If it goes far enough, the US might devolve into a virtual theocracy, or perhaps third-world theocracy in all but name.

Or we might have a national awakening. Perhaps the French will beat us to Mars, or China will clone a human, or something, and the president will make a speech and announce that befoah this decade is ovah, we shall put a man on the Moon genetically engineer a goose that lays golden eggs, or some such. And this will lead to a renewed interest in science, technology, and education for a decade or two.

IMHO it all boils down to education. The unchanging core of creationism, which will have to be retained in version 3.0 and beyond, is opposition to evolution. But most of the opposition to evolution seems to come from people who don’t even know what it is, who think that it’s about the origin of life, or that it says that individual organisms magically changed shape or gave birth to radically different organisms.

And, of course, there are the teeming masses in the middle, the ones who think of themselves as religious and go to church every once in a while, who think that science is cool in some vague abstract way, especially when it comes up with large-screen plasma TVs or cell phones, but who don’t really think about either one very much. Maybe there’ll be a new Carl Sagan who can explain what evolution and science are all about to the average person.

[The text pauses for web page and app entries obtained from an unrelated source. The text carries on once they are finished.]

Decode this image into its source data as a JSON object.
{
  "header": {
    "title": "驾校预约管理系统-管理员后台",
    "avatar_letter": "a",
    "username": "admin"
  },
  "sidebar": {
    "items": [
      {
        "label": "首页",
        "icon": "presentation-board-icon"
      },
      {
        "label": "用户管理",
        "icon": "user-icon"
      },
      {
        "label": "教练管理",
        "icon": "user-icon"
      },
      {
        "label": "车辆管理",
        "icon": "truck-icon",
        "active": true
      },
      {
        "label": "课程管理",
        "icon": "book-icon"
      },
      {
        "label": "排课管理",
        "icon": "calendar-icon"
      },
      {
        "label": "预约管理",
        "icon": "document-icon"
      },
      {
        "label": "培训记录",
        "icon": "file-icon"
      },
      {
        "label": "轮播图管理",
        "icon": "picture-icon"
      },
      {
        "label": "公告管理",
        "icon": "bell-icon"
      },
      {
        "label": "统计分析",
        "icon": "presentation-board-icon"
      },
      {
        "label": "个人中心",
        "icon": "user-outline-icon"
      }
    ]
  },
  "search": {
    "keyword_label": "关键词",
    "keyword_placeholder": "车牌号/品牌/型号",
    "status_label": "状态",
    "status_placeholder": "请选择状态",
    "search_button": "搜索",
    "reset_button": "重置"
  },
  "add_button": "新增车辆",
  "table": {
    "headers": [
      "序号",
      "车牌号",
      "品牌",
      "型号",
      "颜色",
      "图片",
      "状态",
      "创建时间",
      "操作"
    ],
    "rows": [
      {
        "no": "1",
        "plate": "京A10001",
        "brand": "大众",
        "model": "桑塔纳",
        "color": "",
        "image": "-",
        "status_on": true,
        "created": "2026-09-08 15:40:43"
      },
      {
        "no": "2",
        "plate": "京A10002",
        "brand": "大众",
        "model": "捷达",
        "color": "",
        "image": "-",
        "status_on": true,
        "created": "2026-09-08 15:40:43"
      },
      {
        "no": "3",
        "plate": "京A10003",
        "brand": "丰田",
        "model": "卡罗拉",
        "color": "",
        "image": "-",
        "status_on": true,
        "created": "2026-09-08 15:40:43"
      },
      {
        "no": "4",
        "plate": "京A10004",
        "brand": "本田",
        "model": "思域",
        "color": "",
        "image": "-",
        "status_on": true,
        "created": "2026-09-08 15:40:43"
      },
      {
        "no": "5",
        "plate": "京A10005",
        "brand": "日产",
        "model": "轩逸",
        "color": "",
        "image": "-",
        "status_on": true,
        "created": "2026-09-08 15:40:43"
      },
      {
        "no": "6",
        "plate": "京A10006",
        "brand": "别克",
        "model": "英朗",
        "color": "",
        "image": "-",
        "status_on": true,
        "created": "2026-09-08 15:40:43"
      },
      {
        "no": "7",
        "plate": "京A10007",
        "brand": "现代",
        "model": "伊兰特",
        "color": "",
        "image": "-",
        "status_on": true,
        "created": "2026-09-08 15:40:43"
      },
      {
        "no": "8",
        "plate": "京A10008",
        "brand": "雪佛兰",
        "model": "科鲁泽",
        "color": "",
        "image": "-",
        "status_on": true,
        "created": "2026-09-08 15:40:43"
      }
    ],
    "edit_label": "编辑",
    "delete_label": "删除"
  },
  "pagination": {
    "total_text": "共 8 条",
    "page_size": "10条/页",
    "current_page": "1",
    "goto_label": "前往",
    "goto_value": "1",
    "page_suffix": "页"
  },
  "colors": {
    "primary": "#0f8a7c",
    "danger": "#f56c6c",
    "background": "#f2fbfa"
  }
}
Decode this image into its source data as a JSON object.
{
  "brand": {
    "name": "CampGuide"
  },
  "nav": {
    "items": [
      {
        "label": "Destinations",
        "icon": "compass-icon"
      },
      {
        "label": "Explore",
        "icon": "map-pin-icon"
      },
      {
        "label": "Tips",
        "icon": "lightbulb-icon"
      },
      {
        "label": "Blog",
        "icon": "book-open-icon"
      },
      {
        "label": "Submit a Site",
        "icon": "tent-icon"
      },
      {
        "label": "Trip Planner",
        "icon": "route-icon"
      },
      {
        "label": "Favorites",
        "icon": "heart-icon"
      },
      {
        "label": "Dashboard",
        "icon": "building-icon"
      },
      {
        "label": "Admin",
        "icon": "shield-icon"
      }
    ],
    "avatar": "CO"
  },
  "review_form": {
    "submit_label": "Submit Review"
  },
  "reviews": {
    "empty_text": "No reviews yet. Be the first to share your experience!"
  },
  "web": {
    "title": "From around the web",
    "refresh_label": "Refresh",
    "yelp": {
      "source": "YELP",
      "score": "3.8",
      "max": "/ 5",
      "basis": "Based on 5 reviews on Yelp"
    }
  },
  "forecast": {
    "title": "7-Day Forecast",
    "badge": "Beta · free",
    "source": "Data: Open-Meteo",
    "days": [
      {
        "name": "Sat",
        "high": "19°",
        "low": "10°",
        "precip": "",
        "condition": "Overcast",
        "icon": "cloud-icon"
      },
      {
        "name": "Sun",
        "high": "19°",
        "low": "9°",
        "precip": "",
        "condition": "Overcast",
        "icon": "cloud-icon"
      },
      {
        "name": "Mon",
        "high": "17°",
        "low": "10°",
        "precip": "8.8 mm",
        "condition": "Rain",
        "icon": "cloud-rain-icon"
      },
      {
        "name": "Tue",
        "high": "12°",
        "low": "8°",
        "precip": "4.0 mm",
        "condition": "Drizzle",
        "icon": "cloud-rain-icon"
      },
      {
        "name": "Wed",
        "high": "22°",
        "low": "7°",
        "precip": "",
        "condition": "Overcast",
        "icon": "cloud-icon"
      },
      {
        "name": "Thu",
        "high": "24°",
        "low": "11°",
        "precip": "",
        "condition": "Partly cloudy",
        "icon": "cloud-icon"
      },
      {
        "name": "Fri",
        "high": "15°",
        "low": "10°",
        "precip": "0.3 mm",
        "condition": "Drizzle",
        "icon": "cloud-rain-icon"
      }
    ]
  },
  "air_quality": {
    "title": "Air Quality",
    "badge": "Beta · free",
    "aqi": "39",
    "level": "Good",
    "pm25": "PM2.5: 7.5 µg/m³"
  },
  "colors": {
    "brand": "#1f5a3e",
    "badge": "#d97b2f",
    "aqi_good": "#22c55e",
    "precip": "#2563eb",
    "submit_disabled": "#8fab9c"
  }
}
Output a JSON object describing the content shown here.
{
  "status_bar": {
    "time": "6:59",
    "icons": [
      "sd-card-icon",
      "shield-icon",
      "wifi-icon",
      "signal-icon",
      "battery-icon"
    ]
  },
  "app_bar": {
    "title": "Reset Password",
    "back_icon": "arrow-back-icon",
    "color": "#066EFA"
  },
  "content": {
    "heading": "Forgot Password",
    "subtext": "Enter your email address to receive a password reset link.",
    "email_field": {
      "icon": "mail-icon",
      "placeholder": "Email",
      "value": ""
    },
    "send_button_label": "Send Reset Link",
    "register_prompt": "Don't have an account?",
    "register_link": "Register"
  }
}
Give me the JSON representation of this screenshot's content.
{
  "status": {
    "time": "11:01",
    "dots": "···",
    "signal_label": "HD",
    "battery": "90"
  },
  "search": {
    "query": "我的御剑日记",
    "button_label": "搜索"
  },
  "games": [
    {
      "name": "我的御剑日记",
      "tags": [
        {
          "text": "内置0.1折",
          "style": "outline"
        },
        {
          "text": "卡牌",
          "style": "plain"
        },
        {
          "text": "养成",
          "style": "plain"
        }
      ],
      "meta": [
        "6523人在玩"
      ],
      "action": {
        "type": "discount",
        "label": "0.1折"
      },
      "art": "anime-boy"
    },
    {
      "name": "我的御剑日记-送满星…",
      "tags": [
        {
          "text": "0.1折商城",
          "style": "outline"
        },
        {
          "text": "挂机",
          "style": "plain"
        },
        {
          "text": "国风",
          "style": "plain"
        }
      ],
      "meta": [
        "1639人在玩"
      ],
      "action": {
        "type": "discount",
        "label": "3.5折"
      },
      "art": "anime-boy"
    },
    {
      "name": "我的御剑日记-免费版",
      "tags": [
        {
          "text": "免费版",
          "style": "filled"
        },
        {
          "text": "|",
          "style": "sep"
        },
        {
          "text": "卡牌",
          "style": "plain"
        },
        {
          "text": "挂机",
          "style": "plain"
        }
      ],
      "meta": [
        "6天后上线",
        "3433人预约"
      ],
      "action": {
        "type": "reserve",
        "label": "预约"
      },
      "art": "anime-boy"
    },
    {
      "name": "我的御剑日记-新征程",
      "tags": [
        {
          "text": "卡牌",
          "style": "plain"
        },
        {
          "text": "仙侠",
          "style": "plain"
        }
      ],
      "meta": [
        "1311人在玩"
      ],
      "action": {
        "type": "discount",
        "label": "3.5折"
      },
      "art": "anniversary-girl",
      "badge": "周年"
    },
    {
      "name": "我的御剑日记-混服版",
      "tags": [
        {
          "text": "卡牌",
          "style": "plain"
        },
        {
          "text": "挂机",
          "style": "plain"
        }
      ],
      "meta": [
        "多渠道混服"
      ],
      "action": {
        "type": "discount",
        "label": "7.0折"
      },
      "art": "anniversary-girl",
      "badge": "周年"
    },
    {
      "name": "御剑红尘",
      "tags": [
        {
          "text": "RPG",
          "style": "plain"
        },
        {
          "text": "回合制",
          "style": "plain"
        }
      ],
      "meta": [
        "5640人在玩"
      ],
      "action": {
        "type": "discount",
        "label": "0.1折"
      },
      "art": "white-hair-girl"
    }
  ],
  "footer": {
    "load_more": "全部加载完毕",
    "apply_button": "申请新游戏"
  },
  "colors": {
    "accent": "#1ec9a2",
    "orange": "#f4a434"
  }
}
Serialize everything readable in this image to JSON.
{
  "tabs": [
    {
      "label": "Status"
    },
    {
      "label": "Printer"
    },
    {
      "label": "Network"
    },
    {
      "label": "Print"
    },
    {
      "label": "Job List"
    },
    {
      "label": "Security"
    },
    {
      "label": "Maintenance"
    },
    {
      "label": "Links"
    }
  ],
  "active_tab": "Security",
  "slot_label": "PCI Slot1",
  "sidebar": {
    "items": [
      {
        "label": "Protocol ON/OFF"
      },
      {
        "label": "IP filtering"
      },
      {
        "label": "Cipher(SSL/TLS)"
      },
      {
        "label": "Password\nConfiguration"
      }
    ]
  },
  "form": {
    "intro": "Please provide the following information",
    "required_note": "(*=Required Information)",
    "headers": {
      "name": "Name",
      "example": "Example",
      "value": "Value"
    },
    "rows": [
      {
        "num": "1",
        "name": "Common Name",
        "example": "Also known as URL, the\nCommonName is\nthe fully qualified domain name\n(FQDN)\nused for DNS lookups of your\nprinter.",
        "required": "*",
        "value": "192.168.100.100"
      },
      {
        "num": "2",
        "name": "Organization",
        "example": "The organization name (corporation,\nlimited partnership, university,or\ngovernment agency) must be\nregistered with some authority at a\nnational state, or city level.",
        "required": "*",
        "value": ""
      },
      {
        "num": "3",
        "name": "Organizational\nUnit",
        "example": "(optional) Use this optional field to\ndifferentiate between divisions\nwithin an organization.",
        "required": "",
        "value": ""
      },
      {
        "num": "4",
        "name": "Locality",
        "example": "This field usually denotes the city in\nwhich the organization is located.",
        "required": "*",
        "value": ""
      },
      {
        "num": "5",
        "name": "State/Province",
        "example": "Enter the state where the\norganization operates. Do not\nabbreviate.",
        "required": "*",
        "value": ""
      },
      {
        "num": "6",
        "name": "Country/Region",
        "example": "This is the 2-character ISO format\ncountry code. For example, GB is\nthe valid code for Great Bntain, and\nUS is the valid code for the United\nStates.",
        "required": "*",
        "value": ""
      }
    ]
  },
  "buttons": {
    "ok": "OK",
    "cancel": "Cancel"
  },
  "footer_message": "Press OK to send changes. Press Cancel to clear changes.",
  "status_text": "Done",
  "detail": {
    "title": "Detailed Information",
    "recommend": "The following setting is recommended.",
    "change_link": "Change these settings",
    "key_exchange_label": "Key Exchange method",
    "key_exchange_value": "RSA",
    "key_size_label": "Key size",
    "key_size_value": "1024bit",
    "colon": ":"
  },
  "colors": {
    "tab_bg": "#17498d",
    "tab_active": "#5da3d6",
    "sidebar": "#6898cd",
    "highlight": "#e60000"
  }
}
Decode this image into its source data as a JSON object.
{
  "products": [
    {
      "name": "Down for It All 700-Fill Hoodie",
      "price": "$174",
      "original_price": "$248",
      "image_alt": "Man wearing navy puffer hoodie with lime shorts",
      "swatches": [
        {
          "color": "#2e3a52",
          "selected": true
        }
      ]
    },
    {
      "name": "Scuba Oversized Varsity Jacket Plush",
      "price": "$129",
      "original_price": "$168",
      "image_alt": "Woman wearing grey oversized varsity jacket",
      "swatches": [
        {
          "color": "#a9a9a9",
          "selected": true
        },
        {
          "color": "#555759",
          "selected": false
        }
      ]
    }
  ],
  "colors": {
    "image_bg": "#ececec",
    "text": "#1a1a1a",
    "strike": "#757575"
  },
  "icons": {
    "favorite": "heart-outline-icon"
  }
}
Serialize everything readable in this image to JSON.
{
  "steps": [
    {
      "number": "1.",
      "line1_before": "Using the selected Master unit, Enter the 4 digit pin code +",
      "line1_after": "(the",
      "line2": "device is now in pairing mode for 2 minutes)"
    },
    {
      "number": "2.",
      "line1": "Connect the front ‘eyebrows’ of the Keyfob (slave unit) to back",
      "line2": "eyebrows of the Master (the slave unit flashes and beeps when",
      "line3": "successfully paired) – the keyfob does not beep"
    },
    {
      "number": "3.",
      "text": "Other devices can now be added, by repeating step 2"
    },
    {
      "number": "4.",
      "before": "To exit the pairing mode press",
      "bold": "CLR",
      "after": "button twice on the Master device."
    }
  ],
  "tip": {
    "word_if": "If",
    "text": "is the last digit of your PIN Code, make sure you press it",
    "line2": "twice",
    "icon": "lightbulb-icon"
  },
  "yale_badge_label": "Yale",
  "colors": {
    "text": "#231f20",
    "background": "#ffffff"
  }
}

Maybe the fundies themselves will finally go too far. Although survey after survey shows that Americans are very religious and opposed to the teaching of evolution, I don’t think most care that much. They’re just going along with what they hear around them, and that includes priests and talking heads on TV.

I don’t know what will happen, or how to fix things. Maybe we need a sea change in society, but maybe this sea change could be achieved more easily than I think, with perhaps just a few high-profile events, like Jon Stewart calling a creationist a douchebag to his face, or Britney Spears going to Canada for a life-saving operation, thus casting doubt on the state of medical technology in this country.

I don’t know. If you do, let me know.